Just What Is The Market Addicted To

David Frost // Market Outlook


July 30  

Today was one of those seemingly all important days for the markets.

All the players were sitting on their perch eagerly awaiting the numbers.  After all, the GDP will determine how the Fed reacts and whether or not they will continue dropping money out of helicopters.  (Where does all that money go?)

Before the market opened, we had the second quarter GDP number released by the Bureau of Economic Analysis.  (BEA)

Now of course this number, similar to the employment number is derived from the land of make believe.

While they are measuring some activity somewhere, they certainly aren’t able to monitor the entire economic activity of each and every business in the country.

That said, if you go to the BEA webpage that explains how GDP is calculated, then you would give yourself a good belly laugh.

It’s all based on estimates, assumptions and statistical smoothing.

How do we know this number can’t possibly be correct?

Because it gets revised every single time.  Even today, the first quarter number that everyone claims was low because of the weather was revised upward meaning the weather wasn’t as bad on the economy as they thought.

It’s nonsense.  However, the market participants pay attention to it, make decisions from the data and ultimately invest based on what they believe to be reliable information – even if it’s not.

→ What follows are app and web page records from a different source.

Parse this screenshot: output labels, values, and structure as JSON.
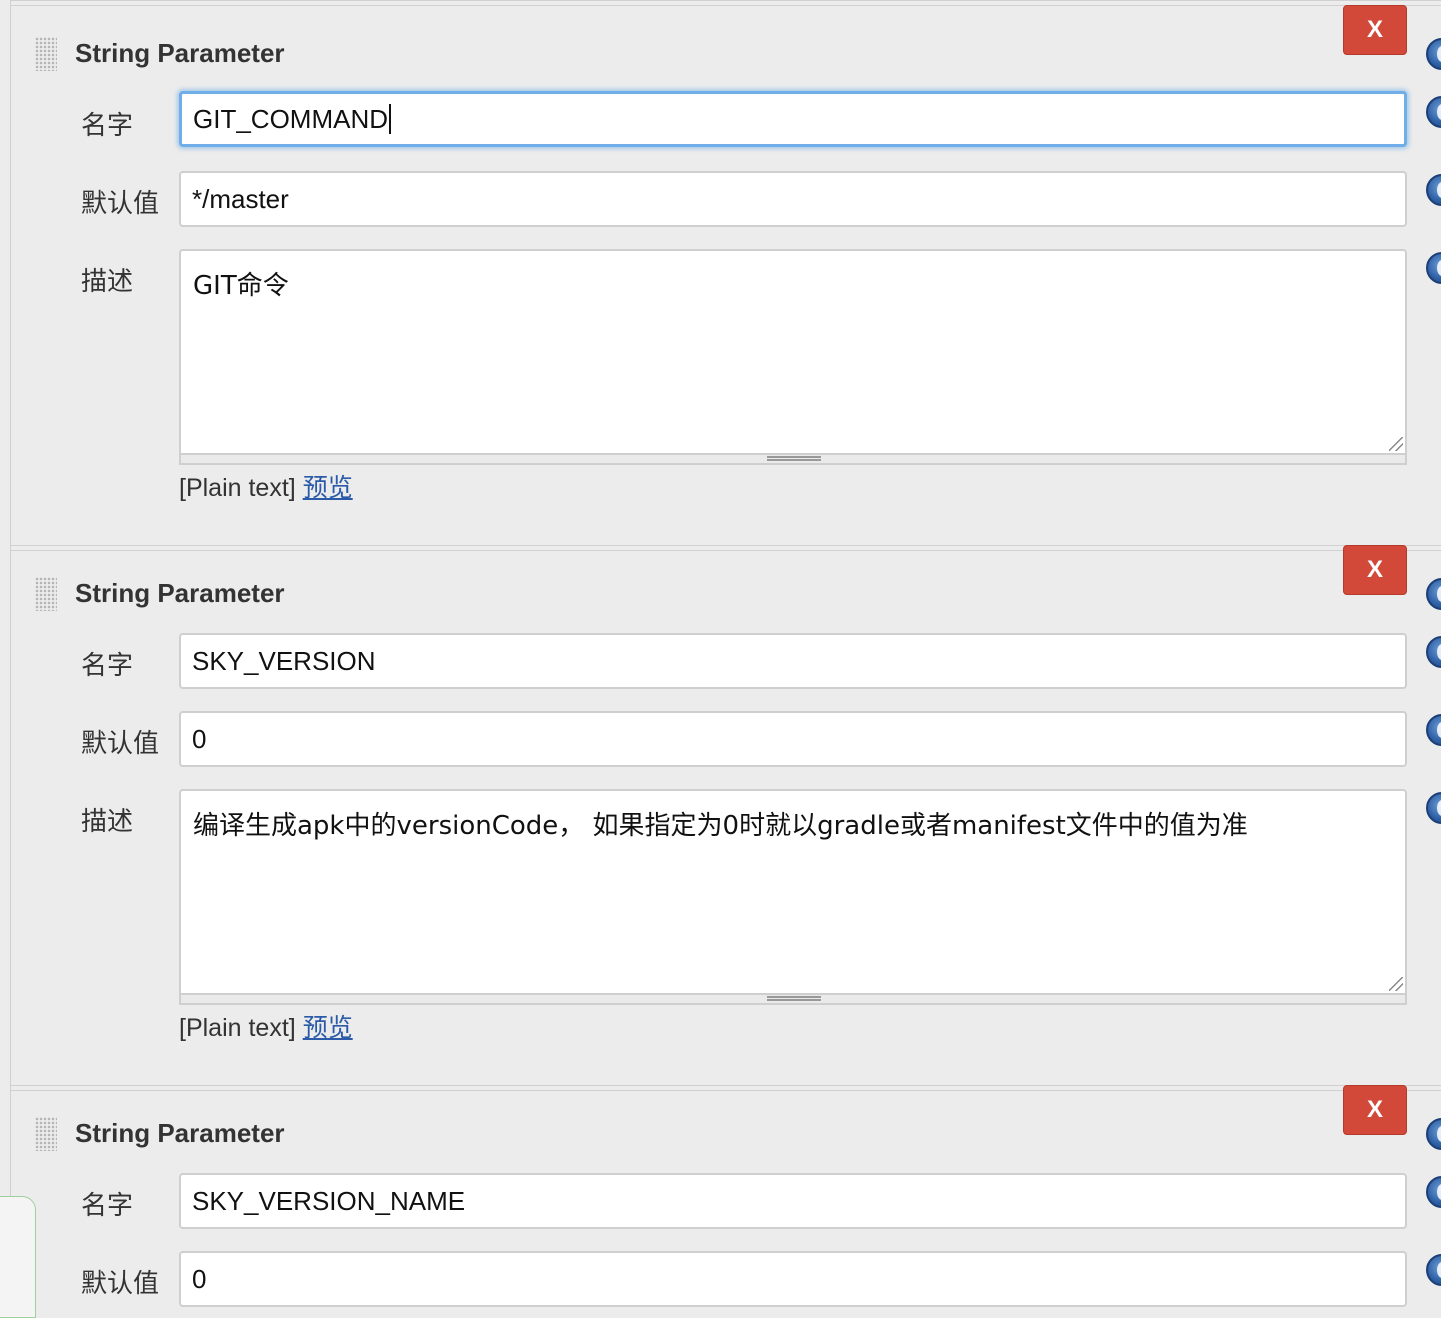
{
  "parameters": [
    {
      "type_label": "String Parameter",
      "delete_label": "X",
      "name_label": "名字",
      "name_value": "GIT_COMMAND",
      "default_label": "默认值",
      "default_value": "*/master",
      "desc_label": "描述",
      "desc_value": "GIT命令",
      "format_hint": "[Plain text]",
      "preview_link": "预览"
    },
    {
      "type_label": "String Parameter",
      "delete_label": "X",
      "name_label": "名字",
      "name_value": "SKY_VERSION",
      "default_label": "默认值",
      "default_value": "0",
      "desc_label": "描述",
      "desc_value": "编译生成apk中的versionCode， 如果指定为0时就以gradle或者manifest文件中的值为准",
      "format_hint": "[Plain text]",
      "preview_link": "预览"
    },
    {
      "type_label": "String Parameter",
      "delete_label": "X",
      "name_label": "名字",
      "name_value": "SKY_VERSION_NAME",
      "default_label": "默认值",
      "default_value": "0"
    }
  ],
  "colors": {
    "delete_button": "#d24939",
    "focus_ring": "#6faee8",
    "link": "#2a5aa8",
    "help_icon": "#2d5fa6"
  }
}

We make our decisions based on the market movements, the chart patterns and the price levels.  Our methods are far more predictable than theirs since our numbers don’t get revised, they’re either right or wrong, and either way, we know fast.

Later in the day, about 2:00 PM EST the all mighty Federal Reserve releases their latest and greatest policy statement.

Here’s where it’s easy to get confused.

The futures market is higher early in the morning.  GDP is released and the market takes off to the upside.  The opening bell comes along and prices remain high.  However, within half an hour prices retreat back down and head lower.

Everyone looks dumbfounded at first, until they realize – Well if GDP is higher then the Fed will continue to taper leading to less free money and higher interest rates down the road.

Oh No, the party’s over?

If the easy money party is over, then it must be time to sell.

That’s what they say.  In reality, the perception is that the market is addicted to higher interest rates which would seem like a rational reason why we saw a bit of a reversal today.

But a closer look at the charts and common sense analysis, and you’ll find a market that is deteriorating internally, hitting against long term cycles that are topping out and all we’re seeing are fits and starts of a market destined to roll over.

It’s hard to kill a bull.

Enjoy today’s analysis

About the Author

Trading and investing in markets is second nature to some, but a mystery to others. The goal is to provide a forum where everyday people aspiring to be part time or full time traders will learn how view markets differently and profit beyond their wildest dreams.

David Frost